The fighting could easily spread to neighboring Albanian-populated areas of Kosovo and Serbia, including the sector now patrolled by U.S. troops. The Macedonian government is pleading with the West for help. The Albanian militants, who tend to regard the United States as a patron, are also waiting for a reaction.
But beyond a few public statements and low-level diplomatic contacts, the Bush administration has done little other than try to ensure that U.S. soldiers are not drawn into the fighting.
As in past Balkan crises, the administration appears to hope that others, Europeans or even the Serbs, can handle the trouble. It has worked through NATO and the Organization for Security and Cooperation in Europe, which has dispatched a veteran U.S. diplomat, Robert Frowick. U.S. officials say their goal is to bolster the Macedonian government so that it can deal with the insurgents.
But that strategy lacks the political force that can be brought to bear by the direct intervention of senior administration officials, such as Secretary of State Colin Powell and Defense Secretary Donald Rumsfeld.
Having led the fight to defend Albanians in Kosovo, America has unique and extraordinary leverage over both moderate and militant Albanian leaders in the region, leverage that neither the Macedonian nor European governments can muster. U.S. troops in Kosovo also are far better prepared to stop the insurgents than are the weak Macedonian police and army forces.
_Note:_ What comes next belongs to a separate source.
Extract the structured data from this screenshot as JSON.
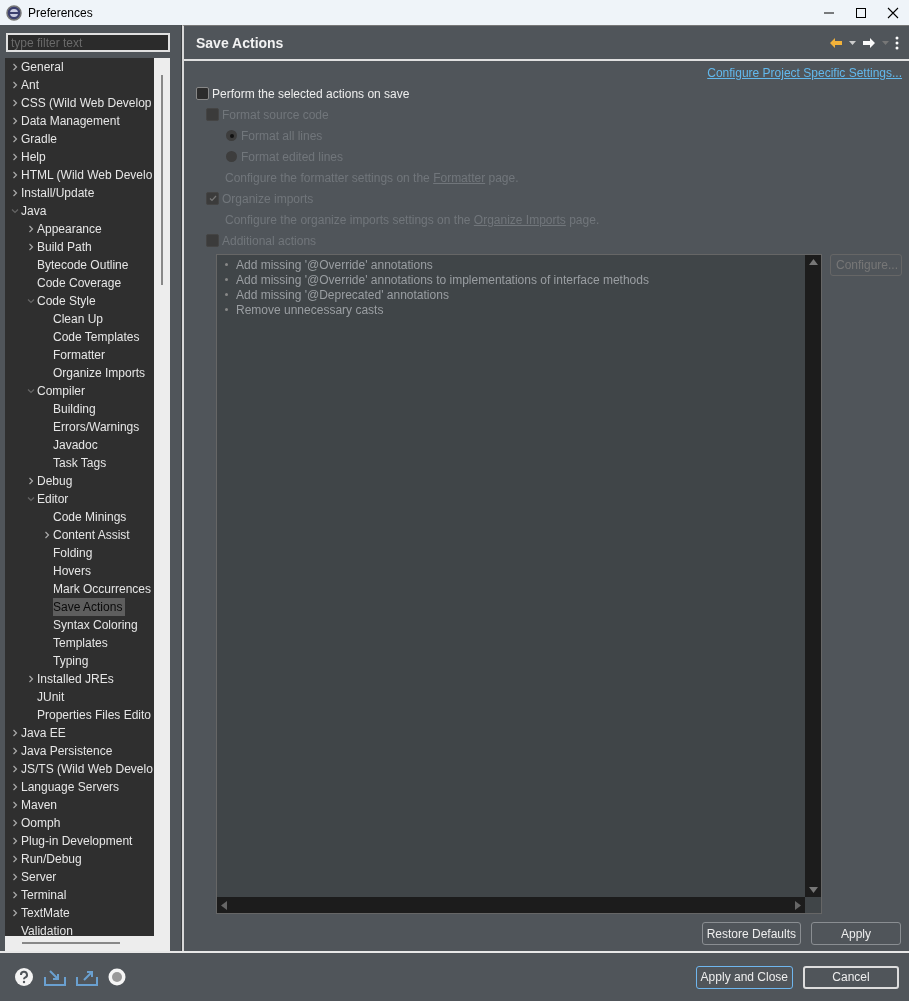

The administration of George W. Bush took office hoping to withdraw U.S. troops from Bosnia and Kosovo; Mr. Bush has often spoken of limiting U.S. engagement in such crises. Yet the lessons of the past decade are clear.
The stability of Southeastern Europe is an important interest of the United States, and in trying to achieve it there is no substitute for direct American involvement. Two previous U.S. administrations have learned those lessons the hard way. The Bush administration should not have to be the third. - THE WASHINGTON POST.
-- Martin Thompson (firstname.lastname@example.org), March 23, 2001
In 1998 the administration avoided reacting
to the outbreak of the bloody Serbian campaign
against Albanians in Kosovo.
This bit of propaganda can easily be refuted
by anyone that does a little research and is
not hindered by nationalist jingoism.
There was never a Serbian campaign of terror.
Every claim, e.g., the Racak massacre and
Operation Horseshoe, was fabricated for ulterior
motives. It was always a case of ethnic-Albanian
terrorism not the other way around. It's great
when you control the media, you can turn reality
on its head and commit war crimes with impunity.
-- spider (email@example.com), March 23, 2001.
Bingo, Spider! Couldn't agree more.
-- Swissrose (firstname.lastname@example.org), March 24, 2001.